Brief ▸ To complete the exercise, write out all the data exactly.

══ Source records ══

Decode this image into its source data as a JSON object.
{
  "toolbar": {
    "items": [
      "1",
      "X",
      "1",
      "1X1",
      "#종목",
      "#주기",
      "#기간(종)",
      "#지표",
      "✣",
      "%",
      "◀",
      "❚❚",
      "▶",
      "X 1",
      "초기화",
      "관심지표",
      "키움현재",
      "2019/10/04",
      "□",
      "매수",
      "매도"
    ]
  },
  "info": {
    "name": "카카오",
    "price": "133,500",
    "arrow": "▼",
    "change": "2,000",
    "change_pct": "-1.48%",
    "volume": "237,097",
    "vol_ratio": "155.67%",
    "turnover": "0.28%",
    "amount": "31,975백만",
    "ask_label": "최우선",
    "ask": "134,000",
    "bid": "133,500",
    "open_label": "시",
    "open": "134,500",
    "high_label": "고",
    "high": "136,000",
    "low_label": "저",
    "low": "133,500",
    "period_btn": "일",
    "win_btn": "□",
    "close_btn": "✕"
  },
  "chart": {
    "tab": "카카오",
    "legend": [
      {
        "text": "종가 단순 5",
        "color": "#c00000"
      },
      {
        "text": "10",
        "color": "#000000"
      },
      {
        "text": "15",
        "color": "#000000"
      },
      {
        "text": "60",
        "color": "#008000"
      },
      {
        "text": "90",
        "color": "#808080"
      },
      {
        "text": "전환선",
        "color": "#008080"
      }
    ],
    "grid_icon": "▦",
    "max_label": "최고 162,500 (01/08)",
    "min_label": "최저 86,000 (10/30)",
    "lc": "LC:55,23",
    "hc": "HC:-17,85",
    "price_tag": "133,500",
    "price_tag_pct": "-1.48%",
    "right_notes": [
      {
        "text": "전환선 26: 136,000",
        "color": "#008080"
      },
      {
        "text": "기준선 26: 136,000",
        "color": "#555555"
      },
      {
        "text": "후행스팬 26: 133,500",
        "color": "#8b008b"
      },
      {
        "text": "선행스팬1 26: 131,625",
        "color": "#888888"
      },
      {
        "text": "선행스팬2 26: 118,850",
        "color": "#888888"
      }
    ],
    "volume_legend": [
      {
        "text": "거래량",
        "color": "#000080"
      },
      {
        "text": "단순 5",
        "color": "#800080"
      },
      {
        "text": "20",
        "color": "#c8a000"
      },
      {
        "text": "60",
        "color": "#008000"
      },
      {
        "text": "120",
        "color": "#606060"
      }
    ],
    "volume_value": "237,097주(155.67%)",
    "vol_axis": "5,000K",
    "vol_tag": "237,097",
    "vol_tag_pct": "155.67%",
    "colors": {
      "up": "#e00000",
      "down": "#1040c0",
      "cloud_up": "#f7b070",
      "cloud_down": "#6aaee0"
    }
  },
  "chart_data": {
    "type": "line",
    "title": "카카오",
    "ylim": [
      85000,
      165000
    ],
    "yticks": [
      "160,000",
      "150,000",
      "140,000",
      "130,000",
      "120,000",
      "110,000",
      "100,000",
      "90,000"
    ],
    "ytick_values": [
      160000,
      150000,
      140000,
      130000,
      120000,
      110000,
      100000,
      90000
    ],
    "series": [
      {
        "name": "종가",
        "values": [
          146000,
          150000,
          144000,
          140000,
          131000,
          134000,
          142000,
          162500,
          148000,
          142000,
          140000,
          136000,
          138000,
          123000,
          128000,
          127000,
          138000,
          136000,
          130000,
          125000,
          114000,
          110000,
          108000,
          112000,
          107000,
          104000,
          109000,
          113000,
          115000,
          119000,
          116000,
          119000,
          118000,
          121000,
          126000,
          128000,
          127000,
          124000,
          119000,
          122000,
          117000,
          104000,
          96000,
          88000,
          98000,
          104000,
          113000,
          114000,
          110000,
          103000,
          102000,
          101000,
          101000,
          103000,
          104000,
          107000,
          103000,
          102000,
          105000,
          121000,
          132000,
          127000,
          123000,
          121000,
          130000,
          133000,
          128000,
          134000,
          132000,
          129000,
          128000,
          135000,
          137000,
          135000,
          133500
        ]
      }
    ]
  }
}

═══

Response below ▸
Decode this image into its source data as a JSON object.
{
  "toolbar": {
    "items": [
      "1",
      "X",
      "1",
      "1X1",
      "#종목",
      "#주기",
      "#기간(종)",
      "#지표",
      "✣",
      "%",
      "◀",
      "❚❚",
      "▶",
      "X 1",
      "초기화",
      "관심지표",
      "키움현재",
      "2019/10/04",
      "□",
      "매수",
      "매도"
    ]
  },
  "info": {
    "name": "카카오",
    "price": "133,500",
    "arrow": "▼",
    "change": "2,000",
    "change_pct": "-1.48%",
    "volume": "237,097",
    "vol_ratio": "155.67%",
    "turnover": "0.28%",
    "amount": "31,975백만",
    "ask_label": "최우선",
    "ask": "134,000",
    "bid": "133,500",
    "open_label": "시",
    "open": "134,500",
    "high_label": "고",
    "high": "136,000",
    "low_label": "저",
    "low": "133,500",
    "period_btn": "일",
    "win_btn": "□",
    "close_btn": "✕"
  },
  "chart": {
    "tab": "카카오",
    "legend": [
      {
        "text": "종가 단순 5",
        "color": "#c00000"
      },
      {
        "text": "10",
        "color": "#000000"
      },
      {
        "text": "15",
        "color": "#000000"
      },
      {
        "text": "60",
        "color": "#008000"
      },
      {
        "text": "90",
        "color": "#808080"
      },
      {
        "text": "전환선",
        "color": "#008080"
      }
    ],
    "grid_icon": "▦",
    "max_label": "최고 162,500 (01/08)",
    "min_label": "최저 86,000 (10/30)",
    "lc": "LC:55,23",
    "hc": "HC:-17,85",
    "price_tag": "133,500",
    "price_tag_pct": "-1.48%",
    "right_notes": [
      {
        "text": "전환선 26: 136,000",
        "color": "#008080"
      },
      {
        "text": "기준선 26: 136,000",
        "color": "#555555"
      },
      {
        "text": "후행스팬 26: 133,500",
        "color": "#8b008b"
      },
      {
        "text": "선행스팬1 26: 131,625",
        "color": "#888888"
      },
      {
        "text": "선행스팬2 26: 118,850",
        "color": "#888888"
      }
    ],
    "volume_legend": [
      {
        "text": "거래량",
        "color": "#000080"
      },
      {
        "text": "단순 5",
        "color": "#800080"
      },
      {
        "text": "20",
        "color": "#c8a000"
      },
      {
        "text": "60",
        "color": "#008000"
      },
      {
        "text": "120",
        "color": "#606060"
      }
    ],
    "volume_value": "237,097주(155.67%)",
    "vol_axis": "5,000K",
    "vol_tag": "237,097",
    "vol_tag_pct": "155.67%",
    "colors": {
      "up": "#e00000",
      "down": "#1040c0",
      "cloud_up": "#f7b070",
      "cloud_down": "#6aaee0"
    }
  },
  "chart_data": {
    "type": "line",
    "title": "카카오",
    "ylim": [
      85000,
      165000
    ],
    "yticks": [
      "160,000",
      "150,000",
      "140,000",
      "130,000",
      "120,000",
      "110,000",
      "100,000",
      "90,000"
    ],
    "ytick_values": [
      160000,
      150000,
      140000,
      130000,
      120000,
      110000,
      100000,
      90000
    ],
    "series": [
      {
        "name": "종가",
        "values": [
          146000,
          150000,
          144000,
          140000,
          131000,
          134000,
          142000,
          162500,
          148000,
          142000,
          140000,
          136000,
          138000,
          123000,
          128000,
          127000,
          138000,
          136000,
          130000,
          125000,
          114000,
          110000,
          108000,
          112000,
          107000,
          104000,
          109000,
          113000,
          115000,
          119000,
          116000,
          119000,
          118000,
          121000,
          126000,
          128000,
          127000,
          124000,
          119000,
          122000,
          117000,
          104000,
          96000,
          88000,
          98000,
          104000,
          113000,
          114000,
          110000,
          103000,
          102000,
          101000,
          101000,
          103000,
          104000,
          107000,
          103000,
          102000,
          105000,
          121000,
          132000,
          127000,
          123000,
          121000,
          130000,
          133000,
          128000,
          134000,
          132000,
          129000,
          128000,
          135000,
          137000,
          135000,
          133500
        ]
      }
    ]
  }
}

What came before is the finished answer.